First follow-up appointment and pacemaker settings/adjustments
As I sit here writing this post I can’t believe I’m post-op day 12! On post-op day 9 I had my first follow-up appointment with my electrophysiologist. He was extremely happy with how I was healing and finally cleared me to drive again! I still have the restriction of no lifting my arm above the shoulder/no lifting more than 5 pounds for 6 weeks. Along with no sports such as horseback riding, no work due to related heavy lifting for 12 weeks so the leads/pocket can heal properly. We were both surprised to find out I’m pacing 32% of the time, seems as if I needed the pacemaker more than we thought!
I have a Medtronic Azure dual chamber pacemaker. I asked my EP doctor before the procedure if I was a candidate for the Medtronic Azure because I thought the MRI capability, bluetooth, and average battery life of 14 years were important features. It turned out he was planning on implanting this device for similar reasons. Another reason he wanted to implant this device was its MVP (managed ventricular pacing) feature. Studies have shown chronic right ventricular pacing can lead to heart failure. Since I have these episodes of paroxysmal junctional rhythm my current pacemaker settings are AAI@60, MVP-DDDR. These settings mean that if an electrical impulse below 60bpm is sensed from the atrium, then the right atrium is paced at 60bpm. With the MVP feature, there is a ventricular back up if needed. If the pacemaker senses normal AV conduction is lost the pacemaker will change to DDD, both ventricular and atrial pacing. I no longer feel when my pacer is in AAI, but definitely feel when I’m being paced in DDD. I was briefly feeling those palpitations in my chest and was able to catch both atrial and ventricular pacing spikes on my Apple Watch EKG. The R in my settings means rate responsiveness. I have mixed feelings on this mode personally. The only change to my settings at my follow-up appointment was that rate responsiveness was turned on. Essentially Medtronic Azure has a motion sensor, if the pacemaker senses that you’re being active and your natural heart rate is unable to elevate itself the pacemaker will increase your heart rate to increase your cardiac output. Ever since my appointment I am having issues on and off with my heart rate being unnecessarily paced at a higher rate which induces a symptomatic tachycardic episode. These episodes seem to happen when I go from sitting for sometime to standing up and doing something. I called up my clinic and they said if it is happening primarily when I go from sitting to standing it is most likely rate response related and it can be turned off. I am giving it some more time to see if my body adjusts.
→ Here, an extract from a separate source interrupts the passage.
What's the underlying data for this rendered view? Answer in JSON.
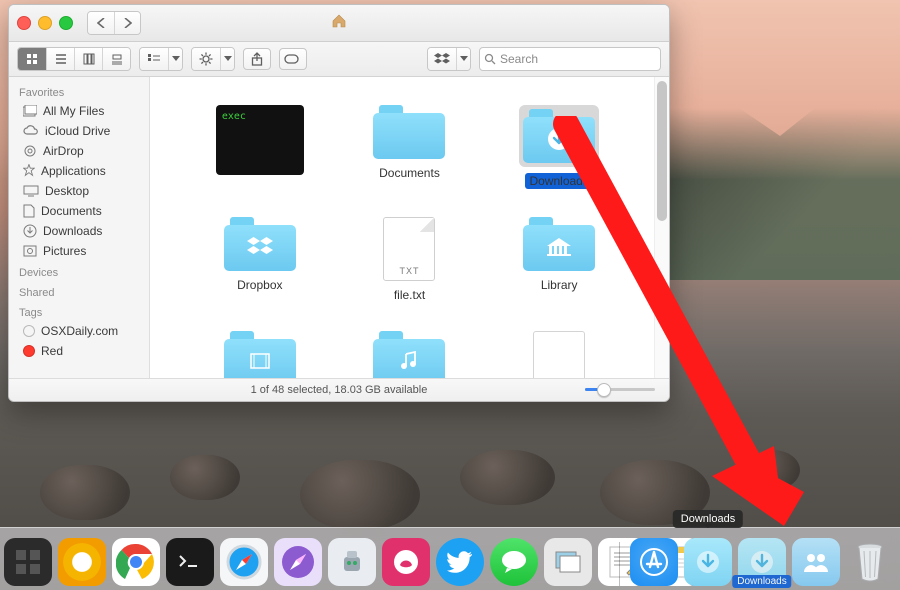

Patient’s at my clinic typically have their second follow up appointment around the 6 week mark. Six weeks is usually when the leads have healed over, during this time they typically decrease the sensitivity. Medtronic Azure has built in technology that at the 6 week mark it decreases its sensitivity on its own. I don’t have my next follow-up appointment with my EP for 3 months!
I also want to mention while in recovery I was met by a Medtronic Rep. He gave me one of the My Care Link monitors to keep at my bedside for transmissions. No one told me about the bluetooth app, I read about it online myself before hand. I had one of these monitors previously because of my loop recorder. It was annoying I had to keep it within 10 feet of my bed and when I wanted to travel I had to lug it along. I asked him myself if I could receive the app. Apparently the app takes a few days to become active and since it was not set up before my procedure I had to go home with the monitor temporarily. A few days later I called the company and set up my app. No more monitor stuck at my bedside, it tells me the average battery life, model and serial number, tracks your physical activity, you can log symptoms. I definitely recommend the app, I find the app very convenient!